Georgia residents who are interested in adoption and child immigration may want to learn more about the Child Citizenship Act of 2000. Through this act, foreign-born, biological and adopted children of American citizens may be able to get American citizenship automatically, even though they did not have it at birth. When they enter the U.S. with lawful permanent residence (LPR), they are granted citizenship.
The child must have at least one American citizen parent, be less than 18 years old, be admitted as an immigrant for LPR and live in the custody of the American citizen parent, both physically and legally. A child's adoption must be full and final, even for children on an IR4 visa. A green card will be issued to a child who has LPR status. An I-551 passport stamp can also show that the child has LPR status.

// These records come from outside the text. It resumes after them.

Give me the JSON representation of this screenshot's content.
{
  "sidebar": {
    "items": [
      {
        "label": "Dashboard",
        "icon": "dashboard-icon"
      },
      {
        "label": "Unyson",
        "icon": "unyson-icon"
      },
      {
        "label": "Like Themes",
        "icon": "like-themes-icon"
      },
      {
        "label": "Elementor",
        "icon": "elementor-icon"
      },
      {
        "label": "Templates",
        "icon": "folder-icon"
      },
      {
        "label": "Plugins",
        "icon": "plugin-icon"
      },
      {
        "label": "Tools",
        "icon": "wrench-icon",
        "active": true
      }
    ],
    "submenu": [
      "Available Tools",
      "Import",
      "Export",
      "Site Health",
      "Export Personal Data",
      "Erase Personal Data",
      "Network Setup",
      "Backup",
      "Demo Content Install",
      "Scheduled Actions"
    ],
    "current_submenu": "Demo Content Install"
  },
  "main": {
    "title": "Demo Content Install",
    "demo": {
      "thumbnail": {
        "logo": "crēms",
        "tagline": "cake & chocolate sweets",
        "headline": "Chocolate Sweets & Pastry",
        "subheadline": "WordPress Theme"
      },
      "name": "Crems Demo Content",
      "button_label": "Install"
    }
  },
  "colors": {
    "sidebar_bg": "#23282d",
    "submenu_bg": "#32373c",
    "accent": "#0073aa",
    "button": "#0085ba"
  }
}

There are specific requirements for getting a passport for a child with LPR status that doesn't already have one. The LPR child is not eligible for a U.S. birth certificate.
Biological or adopted children of American citizens who are born and raised outside the U.S. and aren't American citizens at birth could apply to the Bureau of Citizenship and Immigration Services for a certificate that shows citizenship. One requirement is that the child has to be under 18 years old. One or both of the parents needs to be an American citizen who has been in the U.S. for five years, at least two over the age of 14. The child must live in the legal and physical custody of the American citizen parent and enter the U.S. as a non-immigrant.
When a child immigrant needs help attaining permanent residence, a lawyer may be able to assist with admission to the U.S. through the Child Citizenship Act. They can also help with immigrant visas, including the IR-3 visa, IH-3 visa and IH-4.
Source: Bureau of Consular Affairs, "FAQ: Child Citizenship Act of 2000," Accessed Feb. 13, 2015